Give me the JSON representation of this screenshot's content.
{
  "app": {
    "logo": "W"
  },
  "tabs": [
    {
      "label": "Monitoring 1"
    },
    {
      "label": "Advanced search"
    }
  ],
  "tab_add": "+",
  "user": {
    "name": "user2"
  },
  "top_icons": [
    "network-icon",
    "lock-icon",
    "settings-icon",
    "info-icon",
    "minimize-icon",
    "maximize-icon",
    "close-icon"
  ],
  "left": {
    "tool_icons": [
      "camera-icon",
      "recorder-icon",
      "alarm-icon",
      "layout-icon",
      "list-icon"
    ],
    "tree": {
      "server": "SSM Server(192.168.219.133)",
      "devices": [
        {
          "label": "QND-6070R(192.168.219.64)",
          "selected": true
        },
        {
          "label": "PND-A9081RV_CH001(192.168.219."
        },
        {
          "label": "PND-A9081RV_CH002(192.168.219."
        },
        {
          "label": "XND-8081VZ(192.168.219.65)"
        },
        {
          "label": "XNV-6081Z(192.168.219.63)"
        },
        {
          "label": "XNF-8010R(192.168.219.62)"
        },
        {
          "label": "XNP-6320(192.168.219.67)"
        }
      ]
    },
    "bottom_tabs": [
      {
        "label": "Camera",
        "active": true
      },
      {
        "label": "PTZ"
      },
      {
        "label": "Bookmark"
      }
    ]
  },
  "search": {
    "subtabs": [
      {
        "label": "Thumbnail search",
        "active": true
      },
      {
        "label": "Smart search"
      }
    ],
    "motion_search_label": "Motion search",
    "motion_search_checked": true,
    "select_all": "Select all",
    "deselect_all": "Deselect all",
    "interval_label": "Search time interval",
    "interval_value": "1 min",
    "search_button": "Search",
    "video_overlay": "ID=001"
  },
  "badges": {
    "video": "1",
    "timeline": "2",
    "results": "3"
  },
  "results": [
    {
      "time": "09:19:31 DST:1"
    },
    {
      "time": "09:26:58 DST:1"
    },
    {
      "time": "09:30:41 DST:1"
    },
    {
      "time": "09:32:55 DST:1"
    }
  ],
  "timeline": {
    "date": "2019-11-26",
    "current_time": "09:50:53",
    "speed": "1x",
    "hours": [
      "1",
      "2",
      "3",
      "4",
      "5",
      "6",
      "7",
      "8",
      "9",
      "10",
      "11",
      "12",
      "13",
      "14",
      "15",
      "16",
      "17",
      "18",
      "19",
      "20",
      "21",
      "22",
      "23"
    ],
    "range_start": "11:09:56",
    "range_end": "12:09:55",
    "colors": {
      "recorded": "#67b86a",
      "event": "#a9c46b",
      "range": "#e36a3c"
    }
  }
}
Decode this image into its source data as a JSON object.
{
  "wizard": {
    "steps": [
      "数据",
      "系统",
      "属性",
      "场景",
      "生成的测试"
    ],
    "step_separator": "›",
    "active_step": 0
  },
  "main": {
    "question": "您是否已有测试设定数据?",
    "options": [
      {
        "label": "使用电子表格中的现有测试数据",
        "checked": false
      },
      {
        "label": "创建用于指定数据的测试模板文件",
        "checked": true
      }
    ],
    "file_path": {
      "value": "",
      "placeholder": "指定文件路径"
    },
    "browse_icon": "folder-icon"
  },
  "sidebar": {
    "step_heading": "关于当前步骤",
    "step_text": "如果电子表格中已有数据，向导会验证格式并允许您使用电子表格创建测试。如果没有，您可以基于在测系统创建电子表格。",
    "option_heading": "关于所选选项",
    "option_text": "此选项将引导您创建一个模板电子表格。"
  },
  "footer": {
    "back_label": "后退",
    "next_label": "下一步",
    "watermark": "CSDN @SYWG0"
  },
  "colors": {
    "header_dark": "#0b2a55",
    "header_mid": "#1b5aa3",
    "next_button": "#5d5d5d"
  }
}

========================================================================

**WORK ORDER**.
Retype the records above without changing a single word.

**EXERCISE RESPONSE**.
Give me the JSON representation of this screenshot's content.
{
  "app": {
    "logo": "W"
  },
  "tabs": [
    {
      "label": "Monitoring 1"
    },
    {
      "label": "Advanced search"
    }
  ],
  "tab_add": "+",
  "user": {
    "name": "user2"
  },
  "top_icons": [
    "network-icon",
    "lock-icon",
    "settings-icon",
    "info-icon",
    "minimize-icon",
    "maximize-icon",
    "close-icon"
  ],
  "left": {
    "tool_icons": [
      "camera-icon",
      "recorder-icon",
      "alarm-icon",
      "layout-icon",
      "list-icon"
    ],
    "tree": {
      "server": "SSM Server(192.168.219.133)",
      "devices": [
        {
          "label": "QND-6070R(192.168.219.64)",
          "selected": true
        },
        {
          "label": "PND-A9081RV_CH001(192.168.219."
        },
        {
          "label": "PND-A9081RV_CH002(192.168.219."
        },
        {
          "label": "XND-8081VZ(192.168.219.65)"
        },
        {
          "label": "XNV-6081Z(192.168.219.63)"
        },
        {
          "label": "XNF-8010R(192.168.219.62)"
        },
        {
          "label": "XNP-6320(192.168.219.67)"
        }
      ]
    },
    "bottom_tabs": [
      {
        "label": "Camera",
        "active": true
      },
      {
        "label": "PTZ"
      },
      {
        "label": "Bookmark"
      }
    ]
  },
  "search": {
    "subtabs": [
      {
        "label": "Thumbnail search",
        "active": true
      },
      {
        "label": "Smart search"
      }
    ],
    "motion_search_label": "Motion search",
    "motion_search_checked": true,
    "select_all": "Select all",
    "deselect_all": "Deselect all",
    "interval_label": "Search time interval",
    "interval_value": "1 min",
    "search_button": "Search",
    "video_overlay": "ID=001"
  },
  "badges": {
    "video": "1",
    "timeline": "2",
    "results": "3"
  },
  "results": [
    {
      "time": "09:19:31 DST:1"
    },
    {
      "time": "09:26:58 DST:1"
    },
    {
      "time": "09:30:41 DST:1"
    },
    {
      "time": "09:32:55 DST:1"
    }
  ],
  "timeline": {
    "date": "2019-11-26",
    "current_time": "09:50:53",
    "speed": "1x",
    "hours": [
      "1",
      "2",
      "3",
      "4",
      "5",
      "6",
      "7",
      "8",
      "9",
      "10",
      "11",
      "12",
      "13",
      "14",
      "15",
      "16",
      "17",
      "18",
      "19",
      "20",
      "21",
      "22",
      "23"
    ],
    "range_start": "11:09:56",
    "range_end": "12:09:55",
    "colors": {
      "recorded": "#67b86a",
      "event": "#a9c46b",
      "range": "#e36a3c"
    }
  }
}
Decode this image into its source data as a JSON object.
{
  "wizard": {
    "steps": [
      "数据",
      "系统",
      "属性",
      "场景",
      "生成的测试"
    ],
    "step_separator": "›",
    "active_step": 0
  },
  "main": {
    "question": "您是否已有测试设定数据?",
    "options": [
      {
        "label": "使用电子表格中的现有测试数据",
        "checked": false
      },
      {
        "label": "创建用于指定数据的测试模板文件",
        "checked": true
      }
    ],
    "file_path": {
      "value": "",
      "placeholder": "指定文件路径"
    },
    "browse_icon": "folder-icon"
  },
  "sidebar": {
    "step_heading": "关于当前步骤",
    "step_text": "如果电子表格中已有数据，向导会验证格式并允许您使用电子表格创建测试。如果没有，您可以基于在测系统创建电子表格。",
    "option_heading": "关于所选选项",
    "option_text": "此选项将引导您创建一个模板电子表格。"
  },
  "footer": {
    "back_label": "后退",
    "next_label": "下一步",
    "watermark": "CSDN @SYWG0"
  },
  "colors": {
    "header_dark": "#0b2a55",
    "header_mid": "#1b5aa3",
    "next_button": "#5d5d5d"
  }
}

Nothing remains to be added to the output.